Also posted in Colorado, Methane
Source: Dan Lurie
At first glance, the Environmental Protection Agency’s Sept. 30 press release looked like a winner: Methane emissions from the oil and gas sector dropped by 12 percent in 2013, with a whopping 73-percent decline from hydraulically fractured natural gas wells making up the largest share of reductions.
The drop in methane emissions shows how effective regulation is in reducing air pollution from oil and gas production. It was led by an early phase of EPA’s air pollution rules, enacted in October 2012, with full implementation expected by January 2015. (Although this regulation targets emissions of volatile organic compounds, it has also reduced methane as a co-benefit.)
Except, the 73- percent decline is not the whole story. It only accounts for 2.3 percent of the total methane emissions reported to EPA’s Greenhouse Gas Reporting Program, leaving a large amount of tons on the table addressed.
In 1933, Milton Heath senior opened a small, family-run consulting firm to find leaks from natural gas pipelines by conducting vegetation surveys in New England Fields. More than 80 years later, the family business has grown substantially, and now the Texas-based company provides more than 1,200 manufacturing and service jobs across the country. Their business model may have changed—but their commitment to finding and reducing leaks of methane—a potent greenhouse gas—has not wavered.
Stories like Heath’s are the focus of a new report released this week by Datu Research. The Emerging U.S. Methane Mitigation Industry looks at the growing industry that specializes in manufacturing technologies and providing services that help oil and gas companies reduce their environmental impact and deliver a valuable product to market. The report analyzes more than 70 companies that limit emissions of methane and provide high-paying, highly skilled jobs to thousands across the country. These companies are part of an increasingly strong market growing amidst rising awareness of the need to reduce methane pollution alongside the domestic energy boom. Read More
Source: Tim Evanson Flickr

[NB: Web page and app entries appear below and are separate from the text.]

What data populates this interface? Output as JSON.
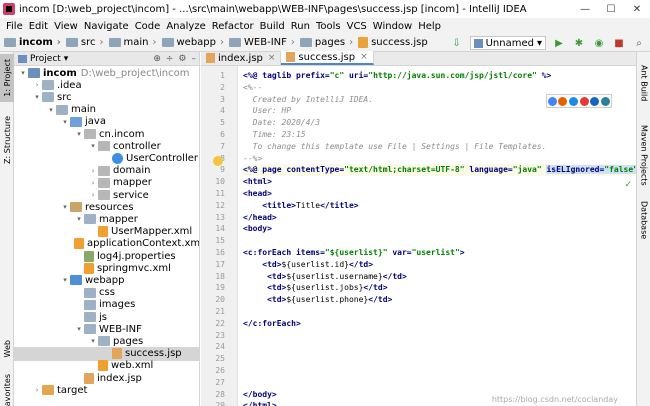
{
  "window": {
    "title": "incom [D:\\web_project\\incom] - ...\\src\\main\\webapp\\WEB-INF\\pages\\success.jsp [incom] - IntelliJ IDEA",
    "minimize": "—",
    "maximize": "☐",
    "close": "✕"
  },
  "menu": [
    "File",
    "Edit",
    "View",
    "Navigate",
    "Code",
    "Analyze",
    "Refactor",
    "Build",
    "Run",
    "Tools",
    "VCS",
    "Window",
    "Help"
  ],
  "breadcrumbs": [
    "incom",
    "src",
    "main",
    "webapp",
    "WEB-INF",
    "pages",
    "success.jsp"
  ],
  "toolbar": {
    "run_config": "Unnamed",
    "dropdown": "▾"
  },
  "project_panel": {
    "title": "Project",
    "dropdown": "▾",
    "tools": [
      "⊕",
      "÷",
      "⚙",
      "–"
    ]
  },
  "tree": [
    {
      "label": "incom",
      "path": "D:\\web_project\\incom",
      "indent": 0,
      "arrow": "▾",
      "icon": "module-icon",
      "bold": true
    },
    {
      "label": ".idea",
      "indent": 1,
      "arrow": "›",
      "icon": "folder-icon"
    },
    {
      "label": "src",
      "indent": 1,
      "arrow": "▾",
      "icon": "folder-icon"
    },
    {
      "label": "main",
      "indent": 2,
      "arrow": "▾",
      "icon": "folder-icon"
    },
    {
      "label": "java",
      "indent": 3,
      "arrow": "▾",
      "icon": "source-folder-icon"
    },
    {
      "label": "cn.incom",
      "indent": 4,
      "arrow": "▾",
      "icon": "package-icon"
    },
    {
      "label": "controller",
      "indent": 5,
      "arrow": "▾",
      "icon": "package-icon"
    },
    {
      "label": "UserController",
      "indent": 6,
      "arrow": "",
      "icon": "class-icon"
    },
    {
      "label": "domain",
      "indent": 5,
      "arrow": "›",
      "icon": "package-icon"
    },
    {
      "label": "mapper",
      "indent": 5,
      "arrow": "›",
      "icon": "package-icon"
    },
    {
      "label": "service",
      "indent": 5,
      "arrow": "›",
      "icon": "package-icon"
    },
    {
      "label": "resources",
      "indent": 3,
      "arrow": "▾",
      "icon": "resources-folder-icon"
    },
    {
      "label": "mapper",
      "indent": 4,
      "arrow": "▾",
      "icon": "folder-icon"
    },
    {
      "label": "UserMapper.xml",
      "indent": 5,
      "arrow": "",
      "icon": "xml-file-icon"
    },
    {
      "label": "applicationContext.xml",
      "indent": 4,
      "arrow": "",
      "icon": "xml-file-icon"
    },
    {
      "label": "log4j.properties",
      "indent": 4,
      "arrow": "",
      "icon": "properties-file-icon"
    },
    {
      "label": "springmvc.xml",
      "indent": 4,
      "arrow": "",
      "icon": "xml-file-icon"
    },
    {
      "label": "webapp",
      "indent": 3,
      "arrow": "▾",
      "icon": "web-folder-icon"
    },
    {
      "label": "css",
      "indent": 4,
      "arrow": "",
      "icon": "folder-icon"
    },
    {
      "label": "images",
      "indent": 4,
      "arrow": "",
      "icon": "folder-icon"
    },
    {
      "label": "js",
      "indent": 4,
      "arrow": "",
      "icon": "folder-icon"
    },
    {
      "label": "WEB-INF",
      "indent": 4,
      "arrow": "▾",
      "icon": "folder-icon"
    },
    {
      "label": "pages",
      "indent": 5,
      "arrow": "▾",
      "icon": "folder-icon"
    },
    {
      "label": "success.jsp",
      "indent": 6,
      "arrow": "",
      "icon": "jsp-file-icon",
      "selected": true
    },
    {
      "label": "web.xml",
      "indent": 5,
      "arrow": "",
      "icon": "xml-file-icon"
    },
    {
      "label": "index.jsp",
      "indent": 4,
      "arrow": "",
      "icon": "jsp-file-icon"
    },
    {
      "label": "target",
      "indent": 1,
      "arrow": "›",
      "icon": "target-folder-icon"
    }
  ],
  "left_tabs": [
    "1: Project",
    "Z: Structure",
    "Web",
    "avorites"
  ],
  "right_tabs": [
    "Ant Build",
    "Maven Projects",
    "Database"
  ],
  "editor_tabs": [
    {
      "label": "index.jsp",
      "active": false,
      "close": "×"
    },
    {
      "label": "success.jsp",
      "active": true,
      "close": "×"
    }
  ],
  "code_lines": [
    {
      "n": "1",
      "html": "<span class=\"kw\">&lt;%@ taglib prefix=</span><span class=\"str\">\"c\"</span><span class=\"kw\"> uri=</span><span class=\"str\">\"http://java.sun.com/jsp/jstl/core\"</span><span class=\"kw\"> %&gt;</span>"
    },
    {
      "n": "2",
      "html": "<span class=\"cmt\">&lt;%--</span>"
    },
    {
      "n": "3",
      "html": "<span class=\"cmt\">  Created by IntelliJ IDEA.</span>"
    },
    {
      "n": "4",
      "html": "<span class=\"cmt\">  User: HP</span>"
    },
    {
      "n": "5",
      "html": "<span class=\"cmt\">  Date: 2020/4/3</span>"
    },
    {
      "n": "6",
      "html": "<span class=\"cmt\">  Time: 23:15</span>"
    },
    {
      "n": "7",
      "html": "<span class=\"cmt\">  To change this template use File | Settings | File Templates.</span>"
    },
    {
      "n": "8",
      "html": "<span class=\"cmt\">--%&gt;</span>"
    },
    {
      "n": "9",
      "html": "<span class=\"kw\">&lt;%@ page contentType=</span><span class=\"str\">\"text/html;charset=UTF-8\"</span><span class=\"kw\"> language=</span><span class=\"str\">\"java\"</span> <span class=\"sel\"><span class=\"kw\">isELIgnored=</span><span class=\"str\">\"false\"</span></span><span class=\"kw\">%&gt;</span>",
      "highlight": true
    },
    {
      "n": "10",
      "html": "<span class=\"kw\">&lt;html&gt;</span>"
    },
    {
      "n": "11",
      "html": "<span class=\"kw\">&lt;head&gt;</span>"
    },
    {
      "n": "12",
      "html": "    <span class=\"kw\">&lt;title&gt;</span>Title<span class=\"kw\">&lt;/title&gt;</span>"
    },
    {
      "n": "13",
      "html": "<span class=\"kw\">&lt;/head&gt;</span>"
    },
    {
      "n": "14",
      "html": "<span class=\"kw\">&lt;body&gt;</span>"
    },
    {
      "n": "15",
      "html": ""
    },
    {
      "n": "16",
      "html": "<span class=\"kw\">&lt;c:forEach items=</span><span class=\"str\">\"${userlist}\"</span><span class=\"kw\"> var=</span><span class=\"str\">\"userlist\"</span><span class=\"kw\">&gt;</span>"
    },
    {
      "n": "17",
      "html": "    <span class=\"kw\">&lt;td&gt;</span>${userlist.id}<span class=\"kw\">&lt;/td&gt;</span>"
    },
    {
      "n": "18",
      "html": "     <span class=\"kw\">&lt;td&gt;</span>${userlist.username}<span class=\"kw\">&lt;/td&gt;</span>"
    },
    {
      "n": "19",
      "html": "     <span class=\"kw\">&lt;td&gt;</span>${userlist.jobs}<span class=\"kw\">&lt;/td&gt;</span>"
    },
    {
      "n": "20",
      "html": "     <span class=\"kw\">&lt;td&gt;</span>${userlist.phone}<span class=\"kw\">&lt;/td&gt;</span>"
    },
    {
      "n": "21",
      "html": ""
    },
    {
      "n": "22",
      "html": "<span class=\"kw\">&lt;/c:forEach&gt;</span>"
    },
    {
      "n": "23",
      "html": ""
    },
    {
      "n": "24",
      "html": ""
    },
    {
      "n": "25",
      "html": ""
    },
    {
      "n": "26",
      "html": ""
    },
    {
      "n": "27",
      "html": ""
    },
    {
      "n": "28",
      "html": "<span class=\"kw\">&lt;/body&gt;</span>"
    },
    {
      "n": "29",
      "html": "<span class=\"kw\">&lt;/html&gt;</span>"
    },
    {
      "n": "30",
      "html": ""
    }
  ],
  "status": {
    "check": "✓",
    "watermark": "https://blog.csdn.net/coclanday"
  },
  "colors": {
    "selection": "#cfe1f7",
    "current_line": "#fbfae6",
    "keyword": "#000080",
    "string": "#008000"
  }
}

Today sixteen leaders of the nation’s largest environmental and conservation groups, including EDF’s president Fred Krupp, came together to call for urgent federal action to curb methane emissions from oil and gas development.
This past march, President Obama laid out his Strategy to Reduce Methane Emissions, where he announced that the Environmental Protection Agency will decide by this fall how best to reduce methane pollution from the oil and gas sector. The Strategy builds on the commitment from his 2012 State of the Union Address that the development of oil and gas resources must not put Americans' health and safety at risk.

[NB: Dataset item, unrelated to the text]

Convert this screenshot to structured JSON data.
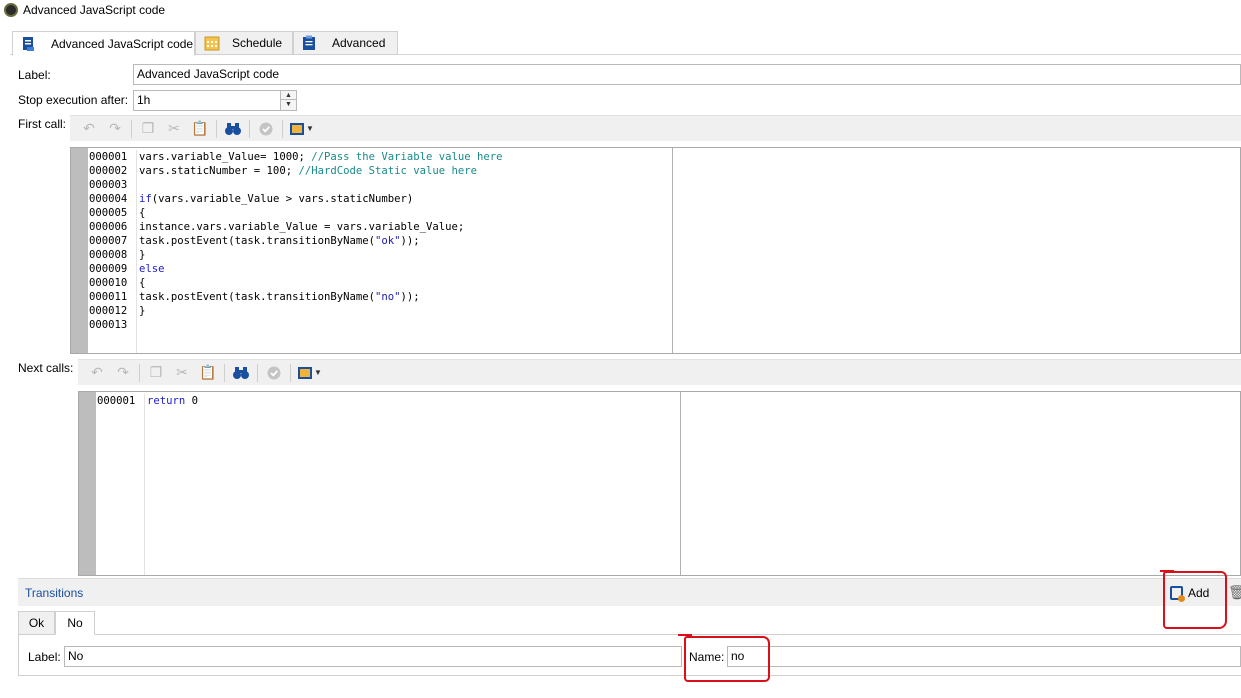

Here are five reasons why reducing methane is a national priority that requires the Obama administration to follow through on its commitment:
Methane is flared from a natural gas well site.
Bill McKibben is at it again—using his formidable analytical and rhetorical skills to challenge comfortable climate assumptions. In this case, the author and activist puts the heat on politicians, including Barack Obama and Hillary Clinton, who argue that natural gas can be a “bridge fuel” to a low-carbon energy future.
Since natural gas emits half the carbon of coal when it’s burned, supporting it gives politicians a way to position themselves as both pro-energy and pro-climate. But writing in Mother Jones, Bill questions whether switching from coal- to natural gas-fired electric generation brings any climate benefit at all.
Because natural gas is mostly methane, a potent greenhouse gas, he points out that if enough uncombusted methane is leaking from the natural gas supply chain, natural gas may be even worse for the climate than coal.
We couldn’t agree more. Read More